Mr. Ridgeway should be applauded for sharing such knowledge and for investing the time and expense in doing so. To me and other buyers that I know, this work hasn’t gone unnoticed. Through his dedication to education, I purchase with extreme confidence knowing that relicman.com offers authentic artifacts backed by Mr. Ridgeway’s experience and personal guarantee.
Most collectors of Civil War relics start (and continue) their collections with “smalls” – items that are physically small and typically inexpensive (relatively speaking). The most common “smalls” to a relic collector come in the form of Civil War bullets. And for those that love collecting bullets, look no further than Ken Price’s website, tennesseelead.com.
The website features an expansive, high quality assortment of Civil War lead (bullets) – from the most common to the rarest varieties. For those who are sticklers for references, each listing includes the widely accepted “Mason & McKee” reference number for documented Civil War projectiles.
Like many of the sites listed above, Tennessee Lead accepts traditional forms of payment (checks) and PayPal.
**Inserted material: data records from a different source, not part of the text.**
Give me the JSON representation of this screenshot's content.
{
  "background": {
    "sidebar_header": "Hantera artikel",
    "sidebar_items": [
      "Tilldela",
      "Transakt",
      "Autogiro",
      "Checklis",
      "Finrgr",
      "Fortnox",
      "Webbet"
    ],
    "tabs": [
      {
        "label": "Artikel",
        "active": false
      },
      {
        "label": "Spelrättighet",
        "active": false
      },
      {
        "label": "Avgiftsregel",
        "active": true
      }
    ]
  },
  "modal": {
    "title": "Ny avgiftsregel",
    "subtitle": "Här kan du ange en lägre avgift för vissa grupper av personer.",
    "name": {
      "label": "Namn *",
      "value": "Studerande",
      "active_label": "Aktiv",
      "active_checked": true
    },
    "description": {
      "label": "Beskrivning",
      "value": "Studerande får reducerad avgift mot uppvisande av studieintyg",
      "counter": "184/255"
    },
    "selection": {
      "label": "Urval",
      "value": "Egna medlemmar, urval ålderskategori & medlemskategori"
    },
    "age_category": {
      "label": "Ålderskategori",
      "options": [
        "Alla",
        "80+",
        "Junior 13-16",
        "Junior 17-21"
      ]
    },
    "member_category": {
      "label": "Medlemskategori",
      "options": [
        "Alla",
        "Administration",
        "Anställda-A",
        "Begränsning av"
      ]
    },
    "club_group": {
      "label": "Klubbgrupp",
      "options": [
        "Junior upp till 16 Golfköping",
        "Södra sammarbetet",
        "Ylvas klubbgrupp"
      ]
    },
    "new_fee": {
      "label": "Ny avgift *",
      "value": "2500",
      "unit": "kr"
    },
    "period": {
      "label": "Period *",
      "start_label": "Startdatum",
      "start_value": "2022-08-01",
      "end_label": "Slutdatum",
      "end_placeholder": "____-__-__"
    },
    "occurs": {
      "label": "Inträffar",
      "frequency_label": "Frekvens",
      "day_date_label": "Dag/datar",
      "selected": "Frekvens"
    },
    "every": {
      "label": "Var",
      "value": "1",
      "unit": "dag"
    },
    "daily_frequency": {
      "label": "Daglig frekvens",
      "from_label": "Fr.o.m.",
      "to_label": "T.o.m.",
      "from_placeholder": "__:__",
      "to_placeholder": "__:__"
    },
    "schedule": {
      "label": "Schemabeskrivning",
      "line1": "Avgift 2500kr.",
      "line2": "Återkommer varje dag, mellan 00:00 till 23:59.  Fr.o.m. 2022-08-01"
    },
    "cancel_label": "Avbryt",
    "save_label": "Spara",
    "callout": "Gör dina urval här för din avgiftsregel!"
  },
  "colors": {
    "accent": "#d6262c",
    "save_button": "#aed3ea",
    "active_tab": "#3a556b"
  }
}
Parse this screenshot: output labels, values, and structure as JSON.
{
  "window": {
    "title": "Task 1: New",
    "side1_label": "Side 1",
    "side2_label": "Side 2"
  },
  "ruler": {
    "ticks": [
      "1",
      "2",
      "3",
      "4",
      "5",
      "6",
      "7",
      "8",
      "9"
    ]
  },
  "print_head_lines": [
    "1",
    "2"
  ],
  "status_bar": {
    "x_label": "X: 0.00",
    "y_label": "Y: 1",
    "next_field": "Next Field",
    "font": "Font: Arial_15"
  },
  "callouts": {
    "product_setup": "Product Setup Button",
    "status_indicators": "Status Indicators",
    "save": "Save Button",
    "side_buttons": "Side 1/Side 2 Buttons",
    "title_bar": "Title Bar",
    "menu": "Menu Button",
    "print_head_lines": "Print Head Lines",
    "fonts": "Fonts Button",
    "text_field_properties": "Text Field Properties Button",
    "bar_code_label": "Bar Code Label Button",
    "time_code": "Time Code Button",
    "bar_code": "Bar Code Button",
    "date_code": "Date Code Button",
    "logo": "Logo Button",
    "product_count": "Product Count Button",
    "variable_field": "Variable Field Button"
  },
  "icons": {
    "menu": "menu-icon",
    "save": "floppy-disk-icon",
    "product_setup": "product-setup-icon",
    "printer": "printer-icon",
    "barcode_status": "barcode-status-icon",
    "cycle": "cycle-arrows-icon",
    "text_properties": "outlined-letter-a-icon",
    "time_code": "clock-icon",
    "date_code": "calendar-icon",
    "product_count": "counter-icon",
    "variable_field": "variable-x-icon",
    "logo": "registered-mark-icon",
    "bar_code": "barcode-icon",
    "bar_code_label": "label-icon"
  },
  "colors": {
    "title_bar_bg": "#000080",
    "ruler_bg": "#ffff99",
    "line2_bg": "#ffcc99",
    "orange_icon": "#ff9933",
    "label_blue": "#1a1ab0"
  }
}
As mentioned earlier in this article, this list isn’t fair. There are so many awesome people, websites, forums, and magazines dedicated to the hobby of Civil War artifact collecting. To help us show some love to those that didn’t make the list, let us know of a few sites that made your list!